In practice, the professionals of the Jewish General Hospital spend their days with their hands out in front of them—wielding a scalpel, checking for a fever, fine-tuning an experiment or helping a patient into bed. But in a figurative sense, they’ve actually got their hands in the sky, as they climb toward the next medical breakthrough or strive for higher quality of care.

That’s why, when Dr. Harry Rosen tried to picture the essence of the JGH, he envisioned an ascending figure reaching excitedly for some special prize that might cure illness or ease pain. His concept—also his gift to the hospital—has now taken the form of a stone sculpture on Côte Ste-Catherine near the corner of Légaré, at the front entrance of the Lady Davis Institute for Medical Research.

Measuring about three metres in height and four in width, “The Ascent” was created not only by the mind but by the hands of Dr. Rosen, a passionate sculptor and an active Professor Emeritus at McGill University’s Faculty of Dentistry.
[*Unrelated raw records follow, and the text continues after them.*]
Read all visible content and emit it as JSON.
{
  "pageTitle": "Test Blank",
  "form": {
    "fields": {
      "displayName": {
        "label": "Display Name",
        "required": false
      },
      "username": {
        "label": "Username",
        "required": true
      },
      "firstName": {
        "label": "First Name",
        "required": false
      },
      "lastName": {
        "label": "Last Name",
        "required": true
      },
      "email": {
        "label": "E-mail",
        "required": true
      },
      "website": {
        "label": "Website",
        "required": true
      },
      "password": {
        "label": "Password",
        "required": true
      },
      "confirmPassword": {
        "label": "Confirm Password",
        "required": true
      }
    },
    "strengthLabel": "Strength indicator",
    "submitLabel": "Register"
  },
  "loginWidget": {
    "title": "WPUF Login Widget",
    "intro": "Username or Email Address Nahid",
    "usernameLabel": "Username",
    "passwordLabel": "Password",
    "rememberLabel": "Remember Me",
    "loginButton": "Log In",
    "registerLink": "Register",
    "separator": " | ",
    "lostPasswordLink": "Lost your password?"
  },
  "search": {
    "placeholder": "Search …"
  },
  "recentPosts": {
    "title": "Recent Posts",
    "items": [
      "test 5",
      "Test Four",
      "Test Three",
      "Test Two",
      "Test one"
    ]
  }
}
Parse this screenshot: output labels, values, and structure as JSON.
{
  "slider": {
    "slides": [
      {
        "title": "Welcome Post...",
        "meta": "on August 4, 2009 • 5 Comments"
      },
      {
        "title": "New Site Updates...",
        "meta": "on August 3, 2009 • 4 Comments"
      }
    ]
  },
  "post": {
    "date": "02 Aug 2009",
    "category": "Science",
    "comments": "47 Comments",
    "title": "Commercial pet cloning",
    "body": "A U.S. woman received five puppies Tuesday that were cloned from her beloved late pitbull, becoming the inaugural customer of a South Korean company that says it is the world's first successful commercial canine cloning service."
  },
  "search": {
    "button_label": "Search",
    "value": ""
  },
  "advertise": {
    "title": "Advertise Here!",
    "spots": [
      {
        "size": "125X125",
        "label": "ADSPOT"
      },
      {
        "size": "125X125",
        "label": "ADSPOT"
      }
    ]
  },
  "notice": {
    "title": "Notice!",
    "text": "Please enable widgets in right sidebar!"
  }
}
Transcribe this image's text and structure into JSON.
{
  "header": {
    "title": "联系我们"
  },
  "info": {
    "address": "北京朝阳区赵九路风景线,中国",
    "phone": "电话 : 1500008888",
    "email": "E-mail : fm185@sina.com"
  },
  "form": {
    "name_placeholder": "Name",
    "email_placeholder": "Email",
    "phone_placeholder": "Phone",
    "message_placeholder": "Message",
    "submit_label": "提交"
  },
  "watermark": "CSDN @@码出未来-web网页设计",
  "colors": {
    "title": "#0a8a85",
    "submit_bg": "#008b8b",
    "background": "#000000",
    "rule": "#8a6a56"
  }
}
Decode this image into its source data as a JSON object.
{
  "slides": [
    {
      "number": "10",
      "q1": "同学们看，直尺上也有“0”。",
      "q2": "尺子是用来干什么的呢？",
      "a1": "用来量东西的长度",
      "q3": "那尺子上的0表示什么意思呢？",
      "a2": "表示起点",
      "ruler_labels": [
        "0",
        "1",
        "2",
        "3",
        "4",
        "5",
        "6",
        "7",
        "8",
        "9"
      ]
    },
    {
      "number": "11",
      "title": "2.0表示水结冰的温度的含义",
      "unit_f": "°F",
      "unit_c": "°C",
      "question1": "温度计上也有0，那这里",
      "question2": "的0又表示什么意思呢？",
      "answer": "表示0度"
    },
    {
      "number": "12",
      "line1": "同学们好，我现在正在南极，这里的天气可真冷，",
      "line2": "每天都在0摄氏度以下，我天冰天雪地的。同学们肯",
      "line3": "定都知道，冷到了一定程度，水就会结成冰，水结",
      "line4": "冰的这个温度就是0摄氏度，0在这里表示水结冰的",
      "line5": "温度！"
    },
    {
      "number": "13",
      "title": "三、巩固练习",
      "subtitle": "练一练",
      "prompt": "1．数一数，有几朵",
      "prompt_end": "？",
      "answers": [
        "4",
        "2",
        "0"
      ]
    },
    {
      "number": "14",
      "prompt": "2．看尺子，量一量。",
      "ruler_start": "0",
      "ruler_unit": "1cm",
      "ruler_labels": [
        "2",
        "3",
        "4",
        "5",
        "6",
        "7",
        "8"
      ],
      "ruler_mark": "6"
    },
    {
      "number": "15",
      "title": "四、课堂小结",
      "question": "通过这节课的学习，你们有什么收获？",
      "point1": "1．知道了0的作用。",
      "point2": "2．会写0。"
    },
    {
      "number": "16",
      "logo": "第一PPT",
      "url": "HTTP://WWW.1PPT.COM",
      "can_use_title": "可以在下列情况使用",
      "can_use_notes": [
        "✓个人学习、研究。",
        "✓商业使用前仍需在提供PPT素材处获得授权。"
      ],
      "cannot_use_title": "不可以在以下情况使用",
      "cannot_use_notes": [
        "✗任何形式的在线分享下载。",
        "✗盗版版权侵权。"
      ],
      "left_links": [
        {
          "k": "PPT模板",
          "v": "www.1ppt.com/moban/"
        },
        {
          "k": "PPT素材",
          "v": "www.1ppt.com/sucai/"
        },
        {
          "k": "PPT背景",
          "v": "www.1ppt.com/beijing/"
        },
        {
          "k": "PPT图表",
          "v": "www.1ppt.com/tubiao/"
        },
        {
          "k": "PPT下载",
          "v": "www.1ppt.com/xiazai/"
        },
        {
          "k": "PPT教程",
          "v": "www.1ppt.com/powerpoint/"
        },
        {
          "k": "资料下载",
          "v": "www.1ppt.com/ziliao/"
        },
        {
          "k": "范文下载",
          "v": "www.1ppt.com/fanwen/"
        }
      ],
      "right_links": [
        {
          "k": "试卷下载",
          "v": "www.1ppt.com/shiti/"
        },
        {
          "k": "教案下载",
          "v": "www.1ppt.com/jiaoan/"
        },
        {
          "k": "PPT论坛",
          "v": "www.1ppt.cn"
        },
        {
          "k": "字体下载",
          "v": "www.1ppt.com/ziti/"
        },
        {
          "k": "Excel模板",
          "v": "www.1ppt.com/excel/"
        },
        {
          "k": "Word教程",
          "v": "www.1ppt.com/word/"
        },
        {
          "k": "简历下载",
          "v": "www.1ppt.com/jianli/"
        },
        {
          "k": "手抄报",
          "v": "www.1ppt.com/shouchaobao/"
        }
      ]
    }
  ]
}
The figure, composed of dozens of thin, smooth, horizontal slices of stone, is depicted with its back to the viewer as it scales a wall of rough, massive stone blocks. As its left leg is poised to take the next step up, the figure stretches its right arm into the sky, as far as it can go.

The sculpture, known as “The Ascent”, is accompanied by a plaque featuring one of Dr. Rosen’s favourite sayings from poet Robert Browning: “A man’s reach should exceed his grasp—or what’s a heaven for?” Moving and installing the 20-ton monument required the efforts of a team of volunteers.

“Teaching hospitals have been a part of my whole life,” says Dr. Rosen, a legend in his field who has trained and inspired numerous dentistry students over the past 56 years. “I’m happy my sculpture is at the JGH, because I’ve always had and continue to enjoy a close relationship with the people here.”